    directed the money be paid to Sample; although Sample suffered some
    disadvantage - albeit not much, it seems, given his penchant,
    facility,   and   time   for   litigation   -   the   purposes   behind   the
    sanctions would be better served if the money were to go to the
    court itself. Hence we MODIFY the order,21 directing Kilgore to pay
    $500 to the clerk of the United States District Court for the
    Western District of Texas.
    directly relating to the answers. We do not hold that she had “bad faith,”
    only that she should’ve noticed a problem.
          Sample makes a throwaway request that we order Kilgore to show cause why
    we shouldn’t sanction her for misleading this court on appeal. Kilgore has
    been completely forthright on appeal, so we reject the request.
            See Richmark Corp. v. Timber Falling Consultants, 
    959 F.2d 1468
    , 1482
    (9th Cir. 1992) (redirecting contempt payment from plaintiffs to court); New

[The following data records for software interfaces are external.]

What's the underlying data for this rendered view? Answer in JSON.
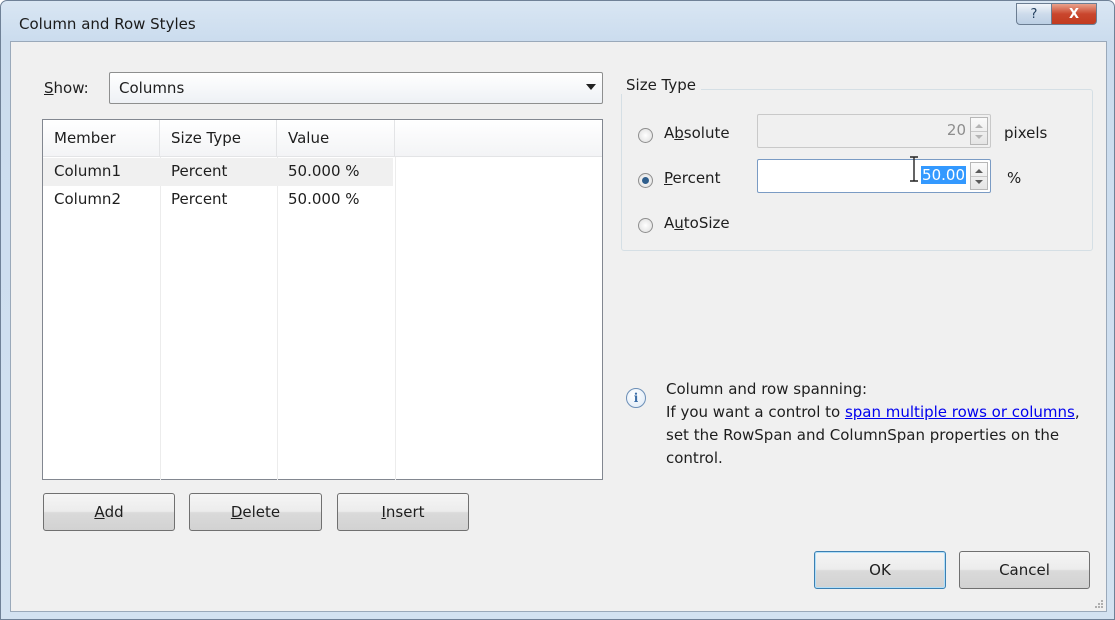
{
  "window": {
    "title": "Column and Row Styles",
    "help_glyph": "?",
    "close_glyph": "X"
  },
  "show": {
    "label_prefix": "S",
    "label_rest": "how:",
    "selected": "Columns"
  },
  "list": {
    "columns": [
      "Member",
      "Size Type",
      "Value"
    ],
    "rows": [
      {
        "member": "Column1",
        "size_type": "Percent",
        "value": "50.000 %"
      },
      {
        "member": "Column2",
        "size_type": "Percent",
        "value": "50.000 %"
      }
    ]
  },
  "buttons": {
    "add": {
      "mnemonic": "A",
      "rest": "dd"
    },
    "delete": {
      "mnemonic": "D",
      "rest": "elete"
    },
    "insert": {
      "mnemonic": "I",
      "rest": "nsert"
    },
    "ok": "OK",
    "cancel": "Cancel"
  },
  "size_type": {
    "title": "Size Type",
    "absolute": {
      "pre": "A",
      "mnemonic": "b",
      "rest": "solute",
      "value": "20",
      "unit": "pixels",
      "checked": false,
      "enabled": false
    },
    "percent": {
      "pre": "",
      "mnemonic": "P",
      "rest": "ercent",
      "value": "50.00",
      "unit": "%",
      "checked": true,
      "enabled": true
    },
    "autosize": {
      "pre": "A",
      "mnemonic": "u",
      "rest": "toSize",
      "checked": false
    }
  },
  "info": {
    "heading": "Column and row spanning:",
    "line_pre": "If you want a control to ",
    "link_text": "span multiple rows or columns",
    "line_post": ", set the RowSpan and ColumnSpan properties on the control.",
    "icon": "info-icon"
  },
  "colors": {
    "title_bar": "#cbdcee",
    "close_button": "#c9462d",
    "selection": "#3399ff",
    "link": "#0000ee"
  }
}
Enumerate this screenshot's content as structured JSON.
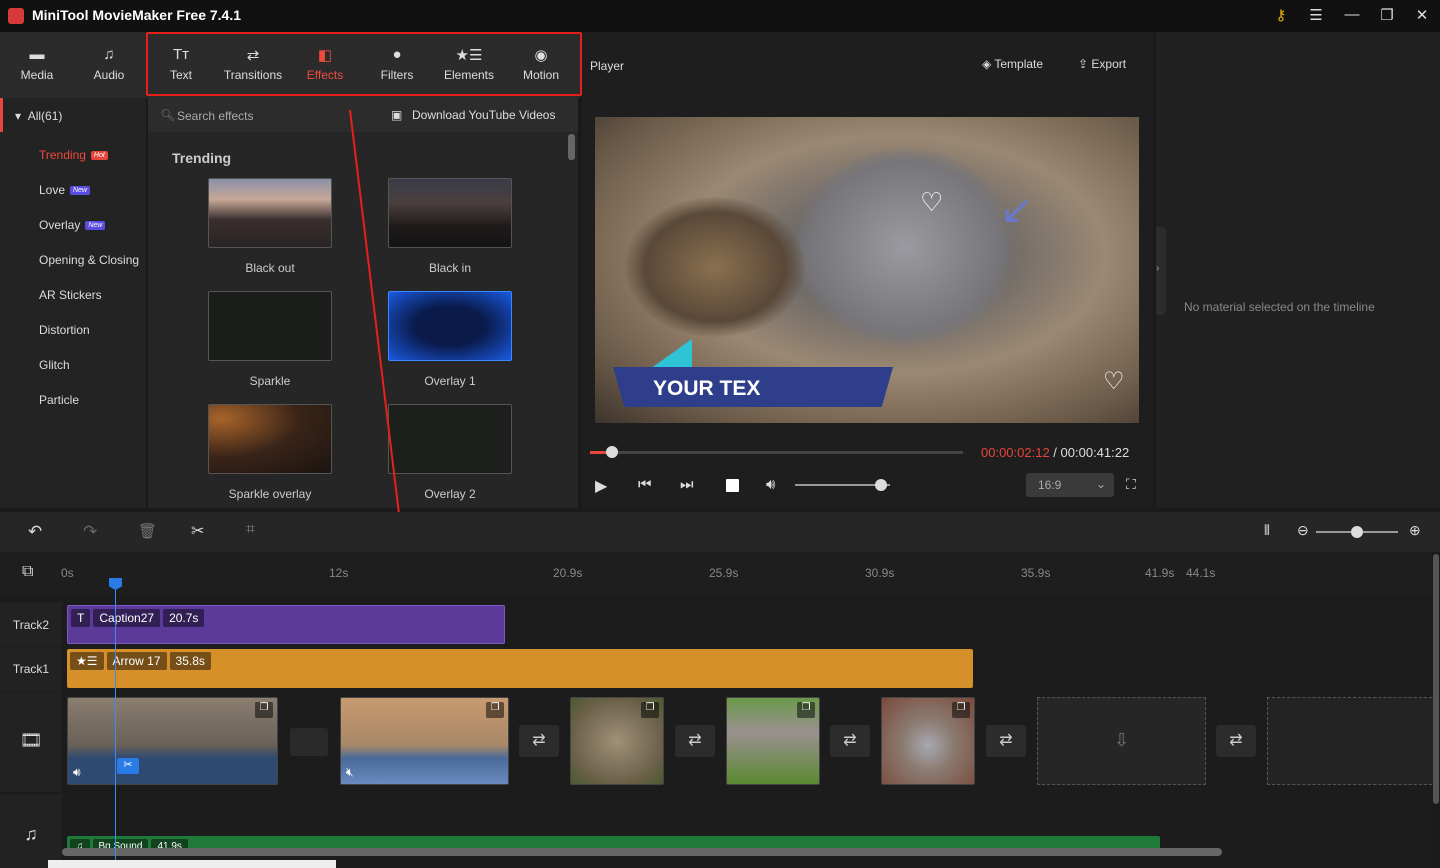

    York State Nat. Org. For Women v. Terry, 
    886 F.2d 1339
    , 1354 (2d Cir. 1989)